The no-contest clause in a trust has a similar function, although individual state law may include specific requirements. If you’re considering using a no-contest clause, it’s best to check with a qualified legal professional when having such a provision in your will or trust.
The most significant benefit to having a no-contest clause is that it deters beneficiaries from filing a legal challenge to your will. However, it’s essential to make sure the will or trust is reliable and free of errors. You don’t want to leave a disgruntled beneficiary any choice but to file a challenge regardless of the no-contest clause’s existence.
Similarly, it would help if you remembered that merely having a no-contest clause in place does not guarantee that there won’t be other issues or disagreements regarding your estate. Some states will permit a beneficiary to contest a will—even one with a no-contest clause—so long as they have probable cause. There are even some states, such as Florida, that do not enforce no-contest clauses at all.
Something else to remember, a no-contest clause doesn’t apply to anyone not a named beneficiary in the will. A person who has not been included in a will or trust has no reason to be deterred from challenging a will as the no-contest clause would not apply to them. In short, they have nothing to lose by challenging but do have the potential to reap benefits should they succeed.
If you have reason to believe your will or trust might be contested after you’ve gone, you may want to discuss the no-contest clause option with your estate planning lawyer. It is essential to make sure your wishes are exact in your estate documents, so the whole process is as easy and painless as possible for those involved.
Heban, Murphree & Lewandowski, LLC, is standing by, ready to help.
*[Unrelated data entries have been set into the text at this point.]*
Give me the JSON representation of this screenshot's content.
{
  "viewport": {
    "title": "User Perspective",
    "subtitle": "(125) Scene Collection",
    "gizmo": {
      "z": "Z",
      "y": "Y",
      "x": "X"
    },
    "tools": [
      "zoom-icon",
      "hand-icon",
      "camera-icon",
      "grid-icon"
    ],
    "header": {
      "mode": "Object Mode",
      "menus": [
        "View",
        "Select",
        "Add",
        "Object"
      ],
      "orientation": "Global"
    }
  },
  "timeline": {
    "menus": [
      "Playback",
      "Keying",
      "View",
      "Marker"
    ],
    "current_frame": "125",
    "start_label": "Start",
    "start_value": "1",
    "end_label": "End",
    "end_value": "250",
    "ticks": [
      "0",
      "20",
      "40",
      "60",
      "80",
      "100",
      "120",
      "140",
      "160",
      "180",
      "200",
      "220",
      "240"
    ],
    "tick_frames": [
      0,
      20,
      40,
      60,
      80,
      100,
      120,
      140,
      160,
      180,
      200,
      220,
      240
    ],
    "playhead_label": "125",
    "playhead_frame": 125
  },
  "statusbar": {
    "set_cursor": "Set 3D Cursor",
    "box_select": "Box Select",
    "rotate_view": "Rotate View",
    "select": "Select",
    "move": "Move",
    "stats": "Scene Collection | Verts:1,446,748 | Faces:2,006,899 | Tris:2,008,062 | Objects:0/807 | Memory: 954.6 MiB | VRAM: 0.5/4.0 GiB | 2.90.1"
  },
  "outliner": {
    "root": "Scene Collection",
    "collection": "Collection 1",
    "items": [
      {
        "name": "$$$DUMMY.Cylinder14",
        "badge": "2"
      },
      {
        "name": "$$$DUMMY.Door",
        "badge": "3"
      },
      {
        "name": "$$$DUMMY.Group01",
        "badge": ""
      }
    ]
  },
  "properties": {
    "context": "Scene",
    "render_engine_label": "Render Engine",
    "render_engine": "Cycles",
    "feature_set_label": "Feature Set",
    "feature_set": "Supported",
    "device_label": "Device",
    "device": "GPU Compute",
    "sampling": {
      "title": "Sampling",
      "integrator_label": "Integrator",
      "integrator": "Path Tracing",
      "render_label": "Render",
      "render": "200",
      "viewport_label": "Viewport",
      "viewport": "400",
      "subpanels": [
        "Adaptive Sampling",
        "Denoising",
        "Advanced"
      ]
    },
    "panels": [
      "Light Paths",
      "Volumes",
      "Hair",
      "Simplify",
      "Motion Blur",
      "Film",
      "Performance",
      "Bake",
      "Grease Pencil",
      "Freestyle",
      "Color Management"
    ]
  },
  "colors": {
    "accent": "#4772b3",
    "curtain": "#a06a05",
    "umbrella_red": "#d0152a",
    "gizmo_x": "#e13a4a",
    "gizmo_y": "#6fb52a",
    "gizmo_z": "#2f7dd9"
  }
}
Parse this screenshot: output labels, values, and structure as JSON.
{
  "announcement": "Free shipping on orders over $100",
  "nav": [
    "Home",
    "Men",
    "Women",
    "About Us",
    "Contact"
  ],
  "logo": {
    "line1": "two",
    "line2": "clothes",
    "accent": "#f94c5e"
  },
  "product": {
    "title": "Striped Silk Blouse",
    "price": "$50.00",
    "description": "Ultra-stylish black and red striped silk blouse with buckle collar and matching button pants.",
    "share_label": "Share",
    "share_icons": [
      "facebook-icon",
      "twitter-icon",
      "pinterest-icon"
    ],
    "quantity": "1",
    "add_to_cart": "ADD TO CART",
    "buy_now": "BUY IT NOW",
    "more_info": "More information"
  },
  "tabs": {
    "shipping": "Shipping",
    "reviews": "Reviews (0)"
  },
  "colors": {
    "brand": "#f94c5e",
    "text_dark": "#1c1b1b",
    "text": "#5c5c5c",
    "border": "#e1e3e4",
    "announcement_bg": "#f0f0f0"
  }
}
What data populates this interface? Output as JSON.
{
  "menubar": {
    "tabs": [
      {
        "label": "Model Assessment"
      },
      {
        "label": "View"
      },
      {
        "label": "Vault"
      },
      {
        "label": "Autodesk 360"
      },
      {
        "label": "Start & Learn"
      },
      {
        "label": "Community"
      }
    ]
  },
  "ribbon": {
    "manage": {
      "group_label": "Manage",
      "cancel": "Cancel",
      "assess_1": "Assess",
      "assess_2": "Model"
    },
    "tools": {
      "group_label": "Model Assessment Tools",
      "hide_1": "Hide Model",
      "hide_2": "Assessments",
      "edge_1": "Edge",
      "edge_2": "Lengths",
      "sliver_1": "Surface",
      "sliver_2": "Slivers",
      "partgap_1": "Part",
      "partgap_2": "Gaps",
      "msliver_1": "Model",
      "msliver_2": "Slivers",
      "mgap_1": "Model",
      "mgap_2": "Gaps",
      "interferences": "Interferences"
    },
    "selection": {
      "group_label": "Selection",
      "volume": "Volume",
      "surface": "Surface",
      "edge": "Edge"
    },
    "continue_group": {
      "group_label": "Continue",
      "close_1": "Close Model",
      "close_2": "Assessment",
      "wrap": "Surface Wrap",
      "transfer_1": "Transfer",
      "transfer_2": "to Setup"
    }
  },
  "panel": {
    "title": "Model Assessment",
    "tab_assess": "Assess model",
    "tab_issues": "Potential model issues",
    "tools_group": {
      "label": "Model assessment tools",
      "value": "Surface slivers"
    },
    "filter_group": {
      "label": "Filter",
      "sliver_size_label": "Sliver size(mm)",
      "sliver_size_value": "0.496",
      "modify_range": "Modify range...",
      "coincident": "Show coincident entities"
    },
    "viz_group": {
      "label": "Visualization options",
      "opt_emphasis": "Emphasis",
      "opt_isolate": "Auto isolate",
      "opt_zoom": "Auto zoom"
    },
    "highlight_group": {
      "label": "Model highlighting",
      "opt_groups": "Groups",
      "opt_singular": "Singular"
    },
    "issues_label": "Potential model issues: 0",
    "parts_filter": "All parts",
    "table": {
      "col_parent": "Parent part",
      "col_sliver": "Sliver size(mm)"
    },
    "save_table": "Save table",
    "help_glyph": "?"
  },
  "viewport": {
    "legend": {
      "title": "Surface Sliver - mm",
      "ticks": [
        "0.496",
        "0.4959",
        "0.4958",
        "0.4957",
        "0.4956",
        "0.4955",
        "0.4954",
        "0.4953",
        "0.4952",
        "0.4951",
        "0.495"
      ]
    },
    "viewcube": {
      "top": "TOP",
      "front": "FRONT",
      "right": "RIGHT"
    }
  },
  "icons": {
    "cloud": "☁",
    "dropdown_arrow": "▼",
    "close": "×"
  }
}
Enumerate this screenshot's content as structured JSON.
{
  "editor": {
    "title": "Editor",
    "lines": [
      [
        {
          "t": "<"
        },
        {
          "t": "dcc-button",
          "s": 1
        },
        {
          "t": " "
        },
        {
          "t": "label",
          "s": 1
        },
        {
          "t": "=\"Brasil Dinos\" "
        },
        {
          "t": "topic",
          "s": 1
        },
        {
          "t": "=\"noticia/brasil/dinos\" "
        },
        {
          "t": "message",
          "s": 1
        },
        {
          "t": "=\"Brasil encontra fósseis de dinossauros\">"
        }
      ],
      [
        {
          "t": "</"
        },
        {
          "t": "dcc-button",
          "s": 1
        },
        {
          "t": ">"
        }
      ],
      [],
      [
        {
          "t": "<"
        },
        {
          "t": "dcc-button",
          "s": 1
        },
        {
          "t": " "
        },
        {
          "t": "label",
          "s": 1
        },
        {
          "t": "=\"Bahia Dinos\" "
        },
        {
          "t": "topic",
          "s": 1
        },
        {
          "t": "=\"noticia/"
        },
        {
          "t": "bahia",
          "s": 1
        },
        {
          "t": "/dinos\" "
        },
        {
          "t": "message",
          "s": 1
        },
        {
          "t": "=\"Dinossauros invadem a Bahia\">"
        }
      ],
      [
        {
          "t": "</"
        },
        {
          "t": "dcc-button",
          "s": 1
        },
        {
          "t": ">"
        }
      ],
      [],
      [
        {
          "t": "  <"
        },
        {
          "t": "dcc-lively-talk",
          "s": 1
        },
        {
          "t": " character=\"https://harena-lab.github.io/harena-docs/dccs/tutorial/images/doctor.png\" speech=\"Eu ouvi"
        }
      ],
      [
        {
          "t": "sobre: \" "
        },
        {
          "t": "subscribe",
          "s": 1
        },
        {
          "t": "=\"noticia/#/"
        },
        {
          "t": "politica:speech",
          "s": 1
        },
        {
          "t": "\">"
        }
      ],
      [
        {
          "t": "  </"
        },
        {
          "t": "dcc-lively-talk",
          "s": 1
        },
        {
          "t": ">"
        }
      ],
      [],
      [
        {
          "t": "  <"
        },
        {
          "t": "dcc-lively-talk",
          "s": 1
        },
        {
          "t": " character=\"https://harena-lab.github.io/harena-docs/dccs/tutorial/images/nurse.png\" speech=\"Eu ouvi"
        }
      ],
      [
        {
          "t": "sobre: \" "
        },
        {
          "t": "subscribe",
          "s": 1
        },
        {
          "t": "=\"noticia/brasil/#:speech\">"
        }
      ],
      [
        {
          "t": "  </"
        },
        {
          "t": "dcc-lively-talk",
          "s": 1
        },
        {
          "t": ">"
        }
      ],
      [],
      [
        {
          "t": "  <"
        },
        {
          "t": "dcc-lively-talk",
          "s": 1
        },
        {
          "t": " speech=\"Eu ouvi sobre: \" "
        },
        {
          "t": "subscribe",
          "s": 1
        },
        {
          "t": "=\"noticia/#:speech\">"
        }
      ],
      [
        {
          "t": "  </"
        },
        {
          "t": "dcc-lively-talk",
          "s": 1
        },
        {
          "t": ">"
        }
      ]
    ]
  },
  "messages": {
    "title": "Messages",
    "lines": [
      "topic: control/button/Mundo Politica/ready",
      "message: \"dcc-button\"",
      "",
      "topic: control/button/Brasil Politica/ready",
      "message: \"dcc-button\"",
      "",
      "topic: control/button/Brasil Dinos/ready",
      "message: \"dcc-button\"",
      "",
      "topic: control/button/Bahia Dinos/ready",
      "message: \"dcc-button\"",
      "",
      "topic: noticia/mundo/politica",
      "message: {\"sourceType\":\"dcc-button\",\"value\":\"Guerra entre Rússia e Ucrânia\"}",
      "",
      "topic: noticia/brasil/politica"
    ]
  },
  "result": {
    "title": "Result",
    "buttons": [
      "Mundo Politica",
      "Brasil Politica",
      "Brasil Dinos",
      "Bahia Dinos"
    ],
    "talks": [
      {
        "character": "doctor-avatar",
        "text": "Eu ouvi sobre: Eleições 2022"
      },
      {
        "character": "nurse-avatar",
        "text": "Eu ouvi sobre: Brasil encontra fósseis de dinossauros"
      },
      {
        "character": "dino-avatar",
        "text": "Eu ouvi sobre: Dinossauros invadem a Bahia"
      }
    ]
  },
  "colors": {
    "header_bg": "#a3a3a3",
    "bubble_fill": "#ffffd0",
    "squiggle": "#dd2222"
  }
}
Reach out to our legal team to learn more about your options and to help you plan for your beneficiaries in a confident, worry-free manner.